[Task requirements]:
Which lines below contain "artist"? Copy every one of them.
═══ Source data ═══
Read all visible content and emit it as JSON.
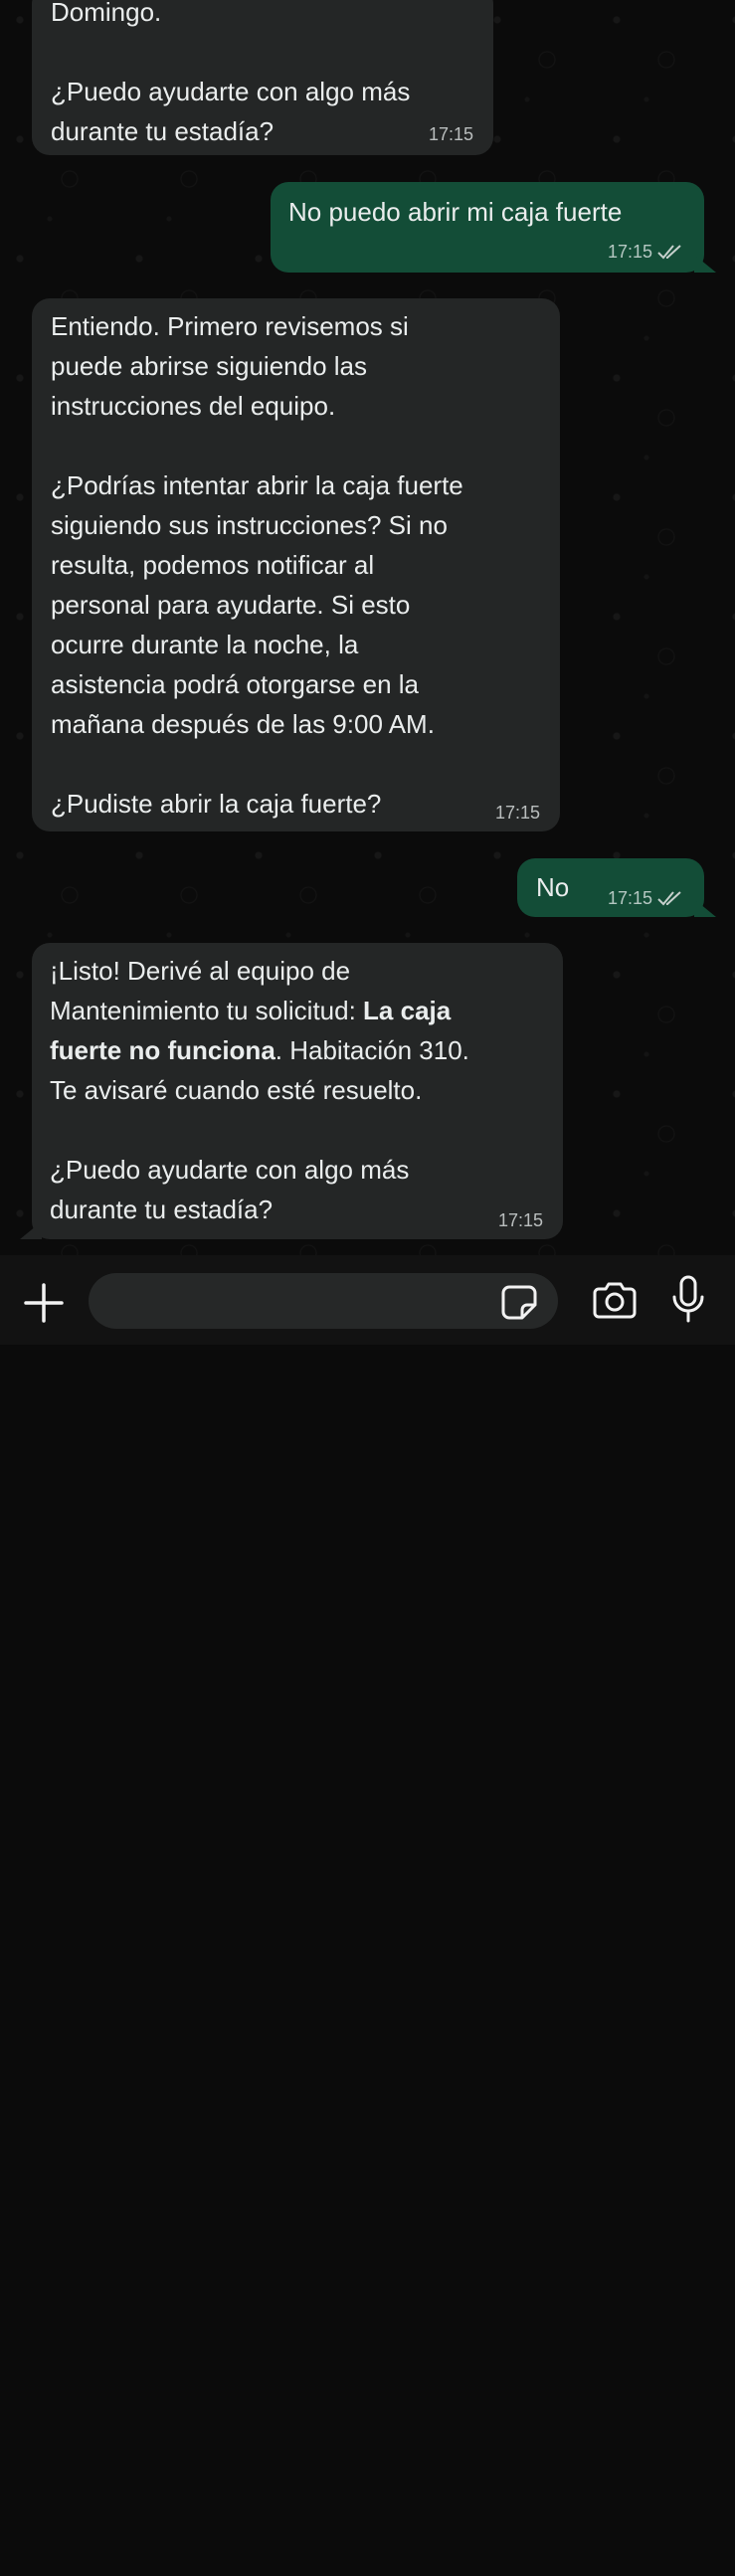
{
  "messages": [
    {
      "id": "m1",
      "direction": "incoming",
      "text_top": "Domingo.",
      "text": "¿Puedo ayudarte con algo más\ndurante tu estadía?",
      "time": "17:15"
    },
    {
      "id": "m2",
      "direction": "outgoing",
      "text": "No puedo abrir mi caja fuerte",
      "time": "17:15",
      "status": "read"
    },
    {
      "id": "m3",
      "direction": "incoming",
      "p1": "Entiendo. Primero revisemos si\npuede abrirse siguiendo las\ninstrucciones del equipo.",
      "p2": "¿Podrías intentar abrir la caja fuerte\nsiguiendo sus instrucciones? Si no\nresulta, podemos notificar al\npersonal para ayudarte. Si esto\nocurre durante la noche, la\nasistencia podrá otorgarse en la\nmañana después de las 9:00 AM.",
      "p3": "¿Pudiste abrir la caja fuerte?",
      "time": "17:15"
    },
    {
      "id": "m4",
      "direction": "outgoing",
      "text": "No",
      "time": "17:15",
      "status": "read"
    },
    {
      "id": "m5",
      "direction": "incoming",
      "line1": "¡Listo! Derivé al equipo de",
      "line2_pre": "Mantenimiento tu solicitud: ",
      "line2_bold": "La caja",
      "line3_bold": "fuerte no funciona",
      "line3_post": ". Habitación 310.",
      "line4": "Te avisaré cuando esté resuelto.",
      "p2": "¿Puedo ayudarte con algo más\ndurante tu estadía?",
      "time": "17:15"
    }
  ],
  "composer": {
    "input_value": "",
    "icons": [
      "plus-icon",
      "sticker-icon",
      "camera-icon",
      "microphone-icon"
    ]
  },
  "colors": {
    "incoming_bubble": "#242626",
    "outgoing_bubble": "#134d37",
    "background": "#0b0b0b",
    "read_ticks": "#c6d0cc"
  }
}
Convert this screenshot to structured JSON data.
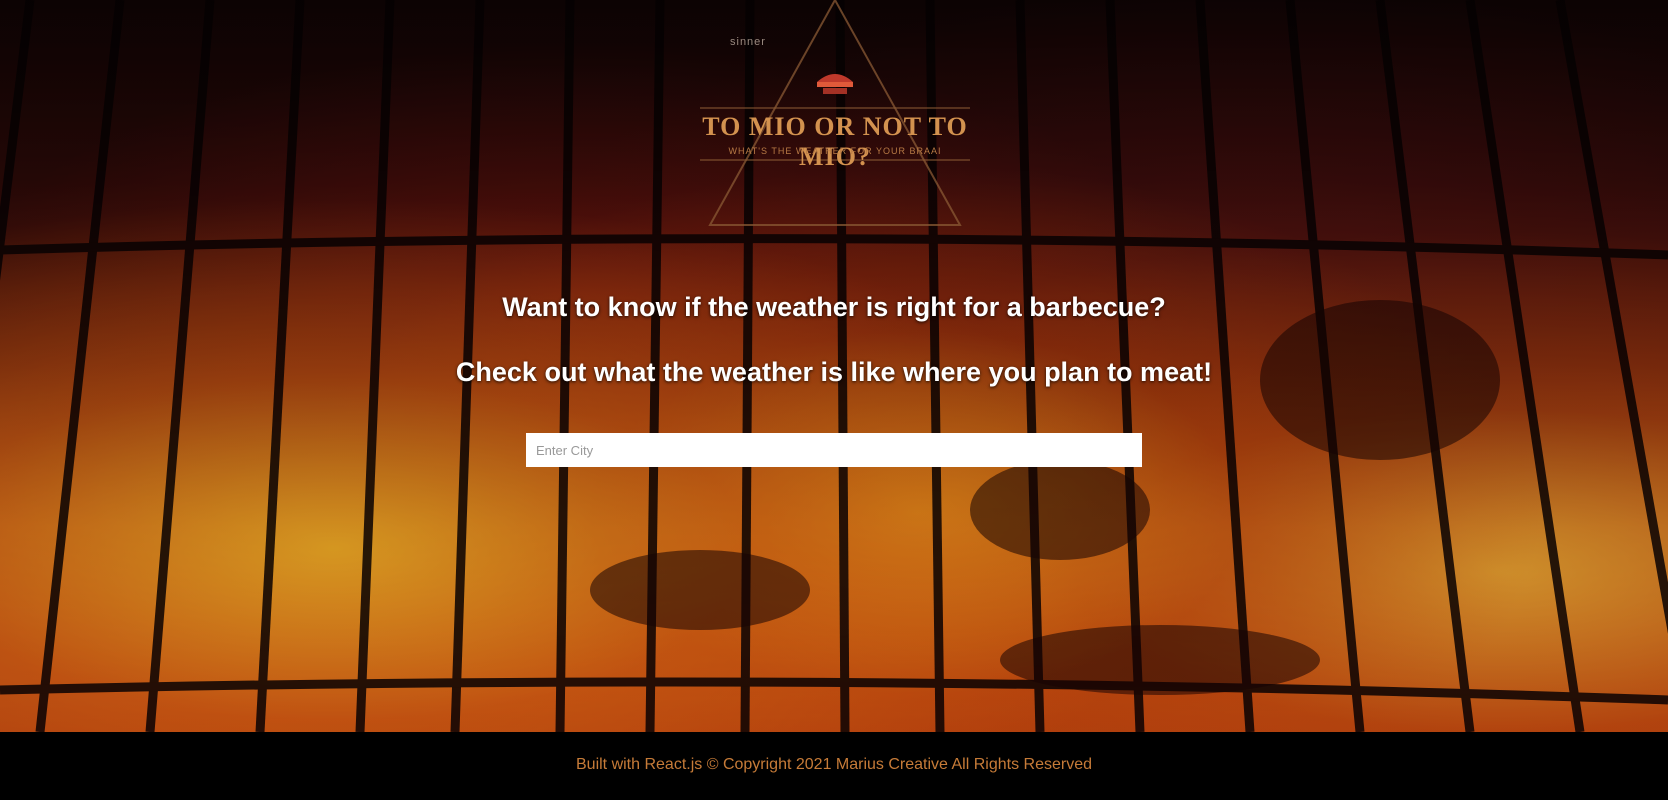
{
  "logo": {
    "top_text": "sinner",
    "title": "TO MIO OR NOT TO MIO?",
    "subtitle": "WHAT'S THE WEATHER FOR YOUR BRAAI"
  },
  "hero": {
    "headline": "Want to know if the weather is right for a barbecue?",
    "subline": "Check out what the weather is like where you plan to meat!"
  },
  "search": {
    "placeholder": "Enter City",
    "value": ""
  },
  "footer": {
    "text": "Built with React.js  © Copyright 2021 Marius Creative All Rights Reserved"
  },
  "colors": {
    "accent": "#d3924f",
    "footer_text": "#c67b38",
    "footer_bg": "#000000"
  }
}
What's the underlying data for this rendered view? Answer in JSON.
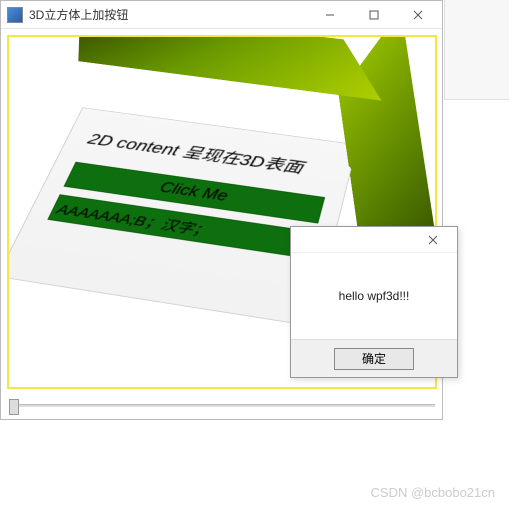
{
  "window": {
    "title": "3D立方体上加按钮"
  },
  "cube": {
    "content_label": "2D content 呈现在3D表面",
    "button_label": "Click Me",
    "textbox_value": "AAAAAAA;B；汉字；"
  },
  "dialog": {
    "message": "hello wpf3d!!!",
    "ok_label": "确定"
  },
  "watermark": "CSDN @bcbobo21cn"
}
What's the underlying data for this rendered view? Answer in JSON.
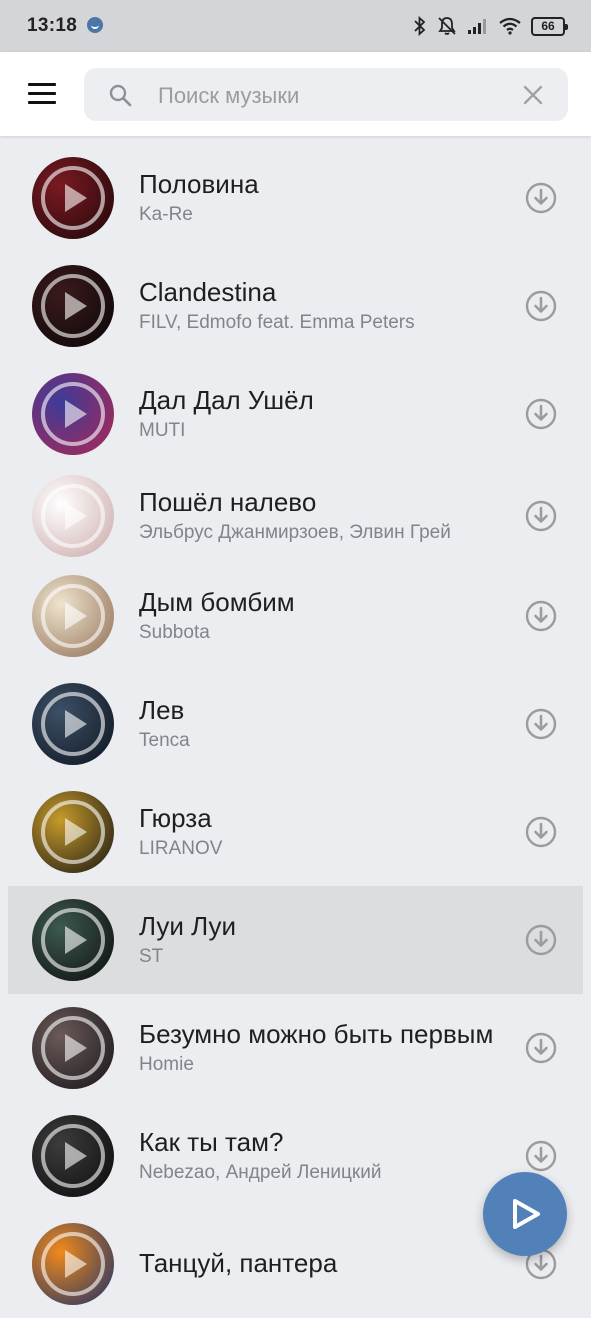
{
  "status_bar": {
    "time": "13:18",
    "battery": "66",
    "icons": [
      "vk-notification-icon",
      "bluetooth-icon",
      "mute-icon",
      "signal-icon",
      "wifi-icon",
      "battery-icon"
    ]
  },
  "header": {
    "search_placeholder": "Поиск музыки",
    "search_value": "",
    "icons": [
      "menu-icon",
      "search-icon",
      "clear-icon"
    ]
  },
  "tracks": [
    {
      "title": "Половина",
      "artist": "Ka-Re",
      "cover_colors": [
        "#7a1a22",
        "#1c0709"
      ]
    },
    {
      "title": "Clandestina",
      "artist": "FILV, Edmofo feat. Emma Peters",
      "cover_colors": [
        "#3a1a1c",
        "#0a0606"
      ]
    },
    {
      "title": "Дал Дал Ушёл",
      "artist": "MUTI",
      "cover_colors": [
        "#3b3b9a",
        "#b02850"
      ]
    },
    {
      "title": "Пошёл налево",
      "artist": "Эльбрус Джанмирзоев, Элвин Грей",
      "cover_colors": [
        "#ffffff",
        "#c9a7a7"
      ]
    },
    {
      "title": "Дым бомбим",
      "artist": "Subbota",
      "cover_colors": [
        "#efe4cf",
        "#8e6e52"
      ]
    },
    {
      "title": "Лев",
      "artist": "Tenca",
      "cover_colors": [
        "#3d5066",
        "#0c141f"
      ]
    },
    {
      "title": "Гюрза",
      "artist": "LIRANOV",
      "cover_colors": [
        "#c79a2a",
        "#151515"
      ]
    },
    {
      "title": "Луи Луи",
      "artist": "ST",
      "cover_colors": [
        "#3d5a4f",
        "#0b0b0b"
      ]
    },
    {
      "title": "Безумно можно быть первым",
      "artist": "Homie",
      "cover_colors": [
        "#6a5a57",
        "#161418"
      ]
    },
    {
      "title": "Как ты там?",
      "artist": "Nebezao, Андрей Леницкий",
      "cover_colors": [
        "#3c3c3c",
        "#0a0a0a"
      ]
    },
    {
      "title": "Танцуй, пантера",
      "artist": "",
      "cover_colors": [
        "#f08a1a",
        "#1a2f6a"
      ]
    }
  ],
  "active_track_index": 7,
  "colors": {
    "accent": "#5181b8",
    "background": "#ebedf0",
    "active_row": "#dcdddf",
    "icon_gray": "#9a9ca0"
  },
  "fab": {
    "icon": "play-icon"
  }
}
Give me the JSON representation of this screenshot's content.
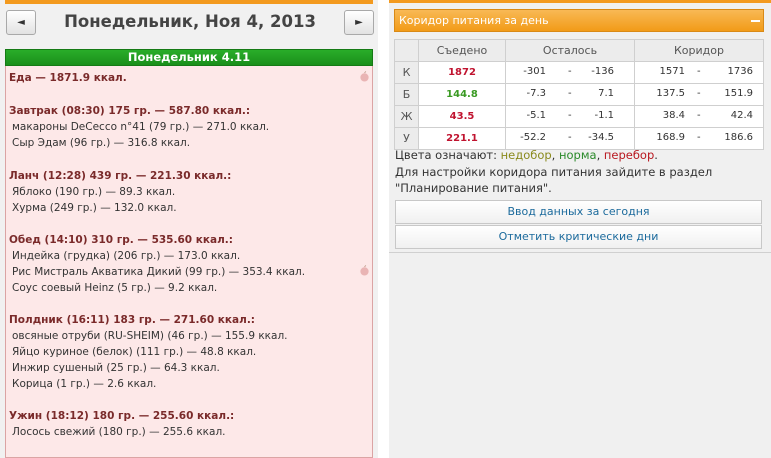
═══
[Problem solution]:
      "artist": "Ka-Re",
      "artist": "FILV, Edmofo feat. Emma Peters",
      "artist": "MUTI",
      "artist": "Эльбрус Джанмирзоев, Элвин Грей",
      "artist": "Subbota",
      "artist": "Tenca",
      "artist": "LIRANOV",
      "artist": "ST",
      "artist": "Homie",
      "artist": "Nebezao, Андрей Леницкий",
      "artist": "",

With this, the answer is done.